# EXERCISE INSTRUCTIONS:
Sort through the listing below and keep each line with the word "this". Copy those.

◇ ◇ ◇ ◇ ◇

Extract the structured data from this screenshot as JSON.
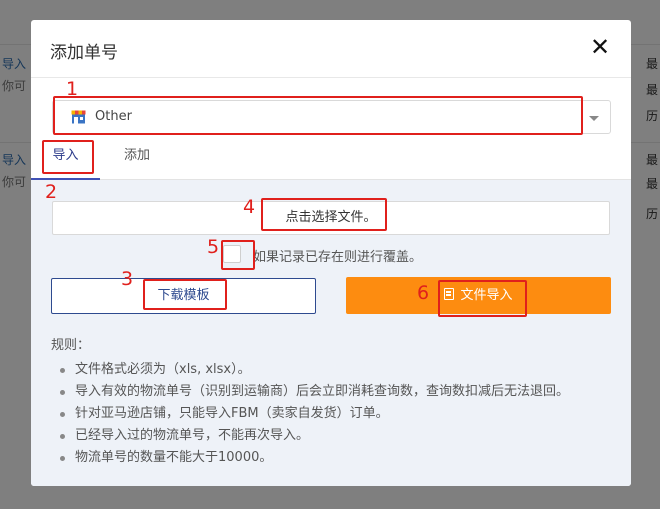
{
  "background": {
    "rows": [
      {
        "title": "导入",
        "sub": "你可",
        "right1": "最",
        "right2": "最",
        "right3": "历"
      },
      {
        "title": "导入",
        "sub": "你可",
        "right1": "最",
        "right2": "最",
        "right3": "历"
      }
    ]
  },
  "modal": {
    "title": "添加单号",
    "close_icon": "close-x-icon",
    "carrier_select": {
      "value": "Other",
      "icon": "store-icon"
    },
    "tabs": [
      {
        "label": "导入",
        "active": true
      },
      {
        "label": "添加",
        "active": false
      }
    ],
    "import": {
      "file_picker_label": "点击选择文件。",
      "overwrite_label": "如果记录已存在则进行覆盖。",
      "download_template_label": "下载模板",
      "import_button_label": "文件导入",
      "import_button_icon": "clipboard-icon",
      "rules_title": "规则：",
      "rules": [
        "文件格式必须为（xls, xlsx）。",
        "导入有效的物流单号（识别到运输商）后会立即消耗查询数，查询数扣减后无法退回。",
        "针对亚马逊店铺，只能导入FBM（卖家自发货）订单。",
        "已经导入过的物流单号，不能再次导入。",
        "物流单号的数量不能大于10000。"
      ]
    }
  },
  "colors": {
    "accent_orange": "#fd8c10",
    "primary_blue": "#2e4a8f",
    "annotation_red": "#e0201c"
  },
  "annotations": [
    "1",
    "2",
    "3",
    "4",
    "5",
    "6"
  ]
}
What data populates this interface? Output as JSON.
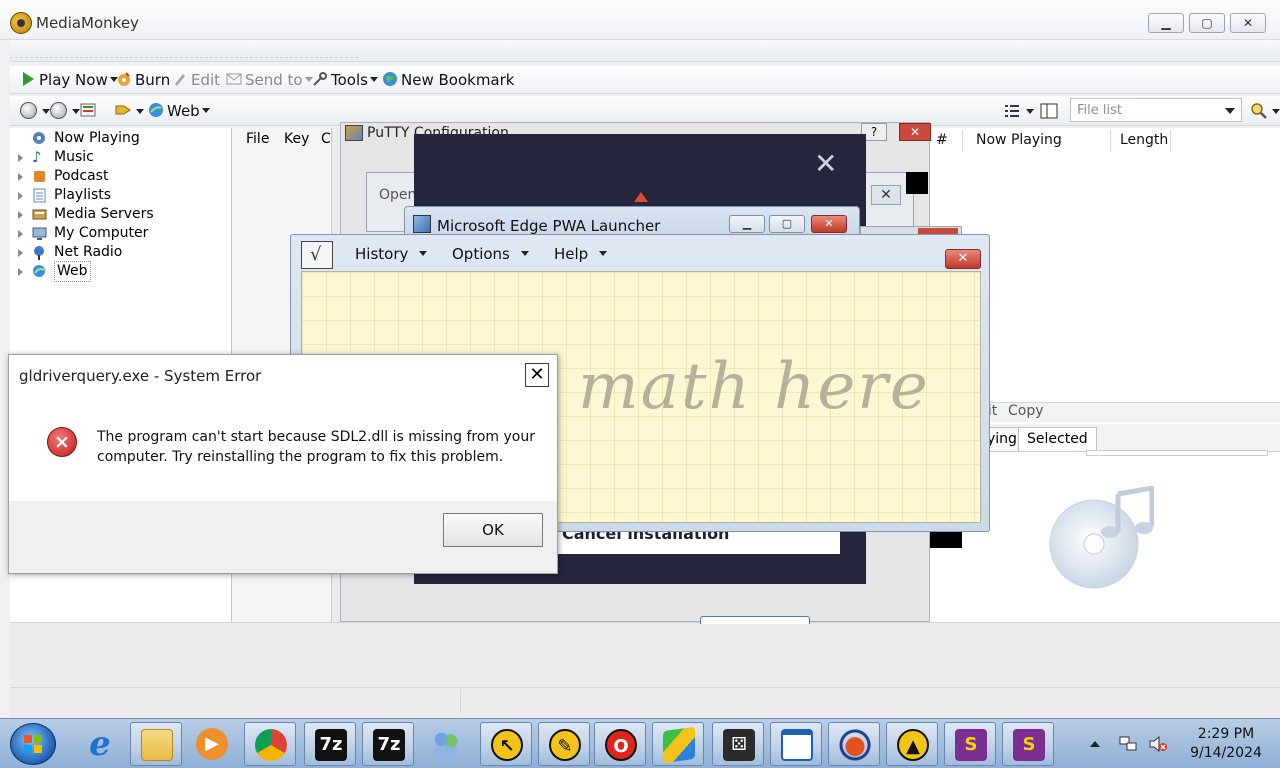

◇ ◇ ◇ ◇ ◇

# REPLY:
Extract the structured data from this screenshot as JSON.
What data populates this interface? Output as JSON.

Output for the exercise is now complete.